-- THE INPUT follows --
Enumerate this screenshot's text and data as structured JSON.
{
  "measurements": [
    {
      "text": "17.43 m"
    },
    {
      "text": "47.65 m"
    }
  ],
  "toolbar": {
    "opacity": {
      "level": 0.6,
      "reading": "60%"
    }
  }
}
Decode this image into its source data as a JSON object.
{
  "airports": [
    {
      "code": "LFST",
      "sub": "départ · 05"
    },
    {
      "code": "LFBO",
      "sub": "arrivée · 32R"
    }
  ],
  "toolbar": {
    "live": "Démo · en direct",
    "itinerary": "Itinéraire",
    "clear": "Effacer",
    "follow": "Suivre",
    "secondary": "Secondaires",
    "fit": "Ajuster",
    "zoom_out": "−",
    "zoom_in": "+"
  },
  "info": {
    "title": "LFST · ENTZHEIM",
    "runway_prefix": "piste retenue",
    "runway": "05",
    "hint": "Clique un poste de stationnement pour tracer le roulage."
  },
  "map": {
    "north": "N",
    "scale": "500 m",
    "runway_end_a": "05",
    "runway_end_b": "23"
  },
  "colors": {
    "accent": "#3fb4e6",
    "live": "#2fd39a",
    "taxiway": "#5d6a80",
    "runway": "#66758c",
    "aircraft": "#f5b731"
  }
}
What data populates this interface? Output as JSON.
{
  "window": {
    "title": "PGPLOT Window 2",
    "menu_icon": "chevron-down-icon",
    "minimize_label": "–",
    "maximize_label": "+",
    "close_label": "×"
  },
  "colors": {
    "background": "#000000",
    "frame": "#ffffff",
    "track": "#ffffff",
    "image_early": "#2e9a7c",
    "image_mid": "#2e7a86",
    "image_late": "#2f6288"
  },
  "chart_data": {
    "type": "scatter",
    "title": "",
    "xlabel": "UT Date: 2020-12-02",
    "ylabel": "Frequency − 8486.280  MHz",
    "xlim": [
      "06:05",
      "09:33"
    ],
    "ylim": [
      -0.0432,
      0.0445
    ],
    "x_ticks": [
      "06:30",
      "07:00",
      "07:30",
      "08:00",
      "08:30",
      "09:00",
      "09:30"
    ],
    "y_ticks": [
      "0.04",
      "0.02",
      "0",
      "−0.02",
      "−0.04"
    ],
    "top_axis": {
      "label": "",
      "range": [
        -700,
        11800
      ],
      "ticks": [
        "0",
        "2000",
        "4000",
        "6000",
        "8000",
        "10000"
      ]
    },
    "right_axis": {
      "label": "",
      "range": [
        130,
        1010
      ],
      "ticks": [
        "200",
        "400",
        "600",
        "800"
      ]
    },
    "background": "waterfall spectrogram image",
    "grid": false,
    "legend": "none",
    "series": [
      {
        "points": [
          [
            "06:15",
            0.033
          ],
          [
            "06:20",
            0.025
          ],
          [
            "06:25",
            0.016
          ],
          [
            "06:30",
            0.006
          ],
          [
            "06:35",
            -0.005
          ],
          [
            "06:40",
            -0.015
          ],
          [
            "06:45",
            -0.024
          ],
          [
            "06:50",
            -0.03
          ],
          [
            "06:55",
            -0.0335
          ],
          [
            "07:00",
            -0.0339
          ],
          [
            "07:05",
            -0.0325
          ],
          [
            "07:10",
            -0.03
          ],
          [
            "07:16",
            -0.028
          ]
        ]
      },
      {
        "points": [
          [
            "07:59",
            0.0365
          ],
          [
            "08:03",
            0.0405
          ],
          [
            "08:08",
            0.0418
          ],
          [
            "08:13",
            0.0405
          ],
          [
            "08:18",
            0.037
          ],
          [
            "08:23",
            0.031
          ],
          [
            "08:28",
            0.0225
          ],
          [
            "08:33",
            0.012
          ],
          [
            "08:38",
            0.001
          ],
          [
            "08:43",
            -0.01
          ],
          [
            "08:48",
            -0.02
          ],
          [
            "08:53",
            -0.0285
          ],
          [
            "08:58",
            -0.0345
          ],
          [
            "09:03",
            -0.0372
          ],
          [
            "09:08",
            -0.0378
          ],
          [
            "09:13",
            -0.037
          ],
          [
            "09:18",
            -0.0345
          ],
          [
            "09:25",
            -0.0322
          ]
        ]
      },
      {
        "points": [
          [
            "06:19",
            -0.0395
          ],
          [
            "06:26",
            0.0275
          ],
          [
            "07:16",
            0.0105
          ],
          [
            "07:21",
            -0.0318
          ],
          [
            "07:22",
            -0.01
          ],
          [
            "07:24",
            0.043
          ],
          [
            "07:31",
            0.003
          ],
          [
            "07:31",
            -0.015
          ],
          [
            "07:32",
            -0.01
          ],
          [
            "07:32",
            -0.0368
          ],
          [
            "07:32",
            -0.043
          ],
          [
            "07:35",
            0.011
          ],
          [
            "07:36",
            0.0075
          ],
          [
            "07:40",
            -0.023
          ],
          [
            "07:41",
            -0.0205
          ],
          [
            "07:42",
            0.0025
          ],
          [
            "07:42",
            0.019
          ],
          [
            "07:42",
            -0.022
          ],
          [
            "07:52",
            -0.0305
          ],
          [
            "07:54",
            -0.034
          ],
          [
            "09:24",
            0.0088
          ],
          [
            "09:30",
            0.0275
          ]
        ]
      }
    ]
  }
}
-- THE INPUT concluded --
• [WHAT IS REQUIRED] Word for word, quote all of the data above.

• [OUTPUT FOR THIS TASK]
Enumerate this screenshot's text and data as structured JSON.
{
  "measurements": [
    {
      "text": "17.43 m"
    },
    {
      "text": "47.65 m"
    }
  ],
  "toolbar": {
    "opacity": {
      "level": 0.6,
      "reading": "60%"
    }
  }
}
Decode this image into its source data as a JSON object.
{
  "airports": [
    {
      "code": "LFST",
      "sub": "départ · 05"
    },
    {
      "code": "LFBO",
      "sub": "arrivée · 32R"
    }
  ],
  "toolbar": {
    "live": "Démo · en direct",
    "itinerary": "Itinéraire",
    "clear": "Effacer",
    "follow": "Suivre",
    "secondary": "Secondaires",
    "fit": "Ajuster",
    "zoom_out": "−",
    "zoom_in": "+"
  },
  "info": {
    "title": "LFST · ENTZHEIM",
    "runway_prefix": "piste retenue",
    "runway": "05",
    "hint": "Clique un poste de stationnement pour tracer le roulage."
  },
  "map": {
    "north": "N",
    "scale": "500 m",
    "runway_end_a": "05",
    "runway_end_b": "23"
  },
  "colors": {
    "accent": "#3fb4e6",
    "live": "#2fd39a",
    "taxiway": "#5d6a80",
    "runway": "#66758c",
    "aircraft": "#f5b731"
  }
}
What data populates this interface? Output as JSON.
{
  "window": {
    "title": "PGPLOT Window 2",
    "menu_icon": "chevron-down-icon",
    "minimize_label": "–",
    "maximize_label": "+",
    "close_label": "×"
  },
  "colors": {
    "background": "#000000",
    "frame": "#ffffff",
    "track": "#ffffff",
    "image_early": "#2e9a7c",
    "image_mid": "#2e7a86",
    "image_late": "#2f6288"
  },
  "chart_data": {
    "type": "scatter",
    "title": "",
    "xlabel": "UT Date: 2020-12-02",
    "ylabel": "Frequency − 8486.280  MHz",
    "xlim": [
      "06:05",
      "09:33"
    ],
    "ylim": [
      -0.0432,
      0.0445
    ],
    "x_ticks": [
      "06:30",
      "07:00",
      "07:30",
      "08:00",
      "08:30",
      "09:00",
      "09:30"
    ],
    "y_ticks": [
      "0.04",
      "0.02",
      "0",
      "−0.02",
      "−0.04"
    ],
    "top_axis": {
      "label": "",
      "range": [
        -700,
        11800
      ],
      "ticks": [
        "0",
        "2000",
        "4000",
        "6000",
        "8000",
        "10000"
      ]
    },
    "right_axis": {
      "label": "",
      "range": [
        130,
        1010
      ],
      "ticks": [
        "200",
        "400",
        "600",
        "800"
      ]
    },
    "background": "waterfall spectrogram image",
    "grid": false,
    "legend": "none",
    "series": [
      {
        "points": [
          [
            "06:15",
            0.033
          ],
          [
            "06:20",
            0.025
          ],
          [
            "06:25",
            0.016
          ],
          [
            "06:30",
            0.006
          ],
          [
            "06:35",
            -0.005
          ],
          [
            "06:40",
            -0.015
          ],
          [
            "06:45",
            -0.024
          ],
          [
            "06:50",
            -0.03
          ],
          [
            "06:55",
            -0.0335
          ],
          [
            "07:00",
            -0.0339
          ],
          [
            "07:05",
            -0.0325
          ],
          [
            "07:10",
            -0.03
          ],
          [
            "07:16",
            -0.028
          ]
        ]
      },
      {
        "points": [
          [
            "07:59",
            0.0365
          ],
          [
            "08:03",
            0.0405
          ],
          [
            "08:08",
            0.0418
          ],
          [
            "08:13",
            0.0405
          ],
          [
            "08:18",
            0.037
          ],
          [
            "08:23",
            0.031
          ],
          [
            "08:28",
            0.0225
          ],
          [
            "08:33",
            0.012
          ],
          [
            "08:38",
            0.001
          ],
          [
            "08:43",
            -0.01
          ],
          [
            "08:48",
            -0.02
          ],
          [
            "08:53",
            -0.0285
          ],
          [
            "08:58",
            -0.0345
          ],
          [
            "09:03",
            -0.0372
          ],
          [
            "09:08",
            -0.0378
          ],
          [
            "09:13",
            -0.037
          ],
          [
            "09:18",
            -0.0345
          ],
          [
            "09:25",
            -0.0322
          ]
        ]
      },
      {
        "points": [
          [
            "06:19",
            -0.0395
          ],
          [
            "06:26",
            0.0275
          ],
          [
            "07:16",
            0.0105
          ],
          [
            "07:21",
            -0.0318
          ],
          [
            "07:22",
            -0.01
          ],
          [
            "07:24",
            0.043
          ],
          [
            "07:31",
            0.003
          ],
          [
            "07:31",
            -0.015
          ],
          [
            "07:32",
            -0.01
          ],
          [
            "07:32",
            -0.0368
          ],
          [
            "07:32",
            -0.043
          ],
          [
            "07:35",
            0.011
          ],
          [
            "07:36",
            0.0075
          ],
          [
            "07:40",
            -0.023
          ],
          [
            "07:41",
            -0.0205
          ],
          [
            "07:42",
            0.0025
          ],
          [
            "07:42",
            0.019
          ],
          [
            "07:42",
            -0.022
          ],
          [
            "07:52",
            -0.0305
          ],
          [
            "07:54",
            -0.034
          ],
          [
            "09:24",
            0.0088
          ],
          [
            "09:30",
            0.0275
          ]
        ]
      }
    ]
  }
}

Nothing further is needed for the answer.